It is a misnomer on both counts. It was never 'post war England'. WW2 as such waa over but in months our former Allies were our enemies. Conscrpription in the UK lasted and lasted as did rationing and the last of the conscripts would have been born in 1938 and those who survived would be old ruins like me in mid 80;s and errrrrrr older! Many would die s fresh faced youths in the many conflicts from Russian occupied Berlin to as ffar as the Far East. Communism was rife and deaths on- as a WW1 poet would have said 'On a Foreign Field that is for ever England' I'm sorry but as someone who was in a bit of it after 6 years of WW2, I was there watching some of us horribly burn to death- and would be forgotten.Of the engine castings or the guys days in postwar England?
This echoes the book about a pair of Merlins in a gunboat after the WW2 as Nicholas Montserrat's the Dhip that Died of Shame. So long ago, and I almost forgot!What kills me the most is that the US offered surplus P-51's for $100 a piece in 1946. After the Korean war they re-offered them for $500. Imagine the investment if you tucked a hand full of those in your back yard!
Many of the Merlin screws are #2. Are you sure you can thread mill the holes? And give up the trill of tapping a casting you worked on it for 200 hrs.thread-milling instead of 2000 tapping
Harvey Tools sells them down to #00 thread, $73 USD With a mill that small you wouldn't want too much backlash in your machine! Harvey ToolMany of the Merlin screws are #2. Are you sure you can thread mill the holes? And give up the trill of tapping a casting you worked on it for 200 hrs.
Grin - - - - that's one reason my welding skills also improved!As an apprentice, one of my early machine shop supervising artisans gave me some sage advice - he was watching me charge into a job without really thinking it through and he said "You can't put the machine in reverse and put the material back on !".

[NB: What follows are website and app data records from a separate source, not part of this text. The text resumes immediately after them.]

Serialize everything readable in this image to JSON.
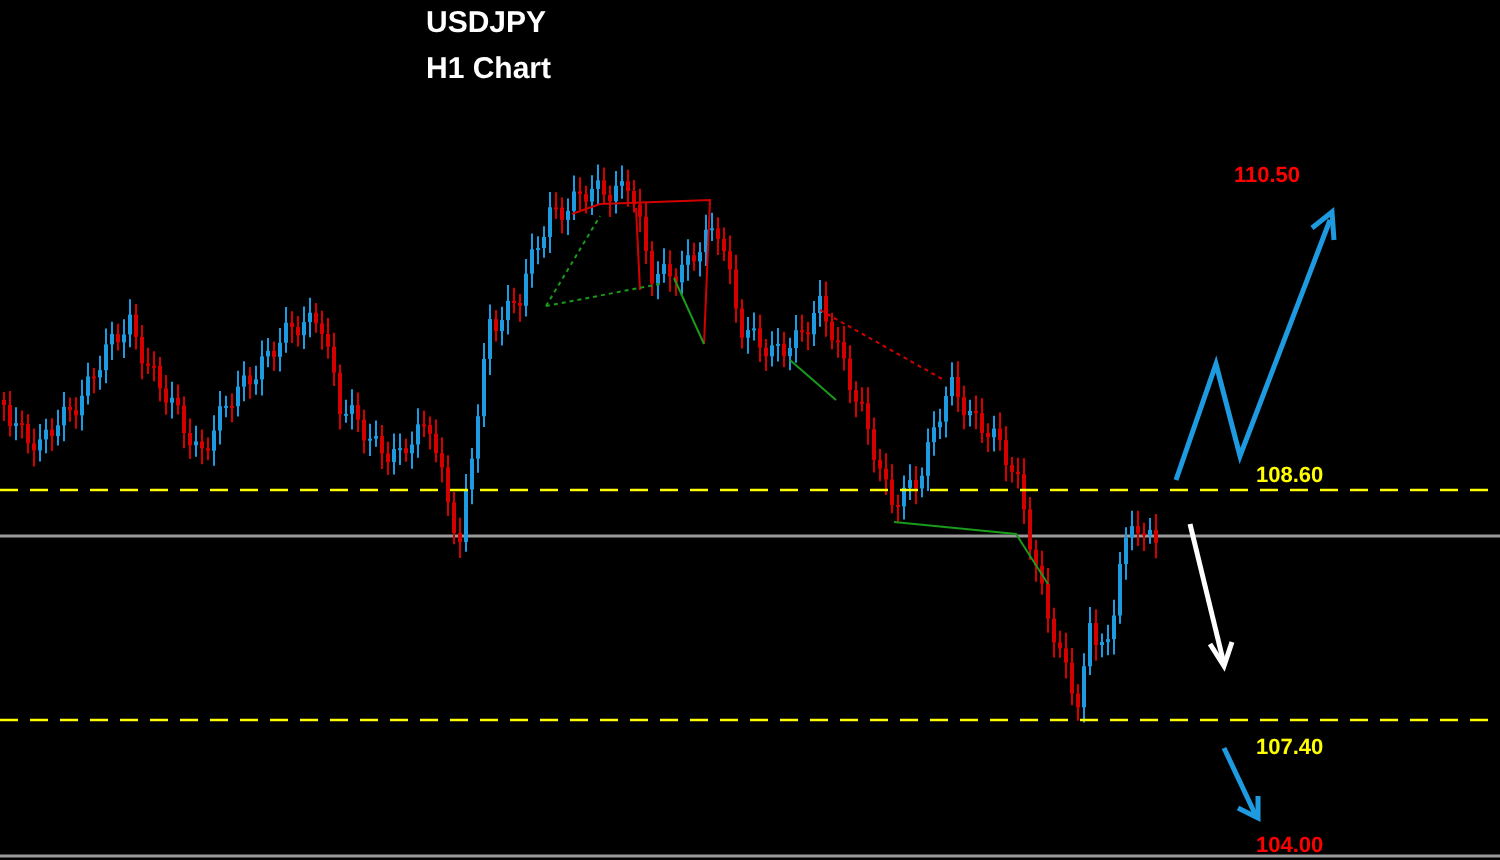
{
  "chart": {
    "symbol": "USDJPY",
    "timeframe": "H1 Chart",
    "levels": [
      {
        "label": "110.50",
        "color": "#ff0000",
        "kind": "target"
      },
      {
        "label": "108.60",
        "color": "#ffff00",
        "kind": "level"
      },
      {
        "label": "107.40",
        "color": "#ffff00",
        "kind": "level"
      },
      {
        "label": "104.00",
        "color": "#ff0000",
        "kind": "target"
      }
    ]
  }
}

That thought always hovers into my mind each and every time I take a cut.
Sadly it hasn't always stopped me making mistakes.
But time spent planning sure as hell beats time spent remediating errors.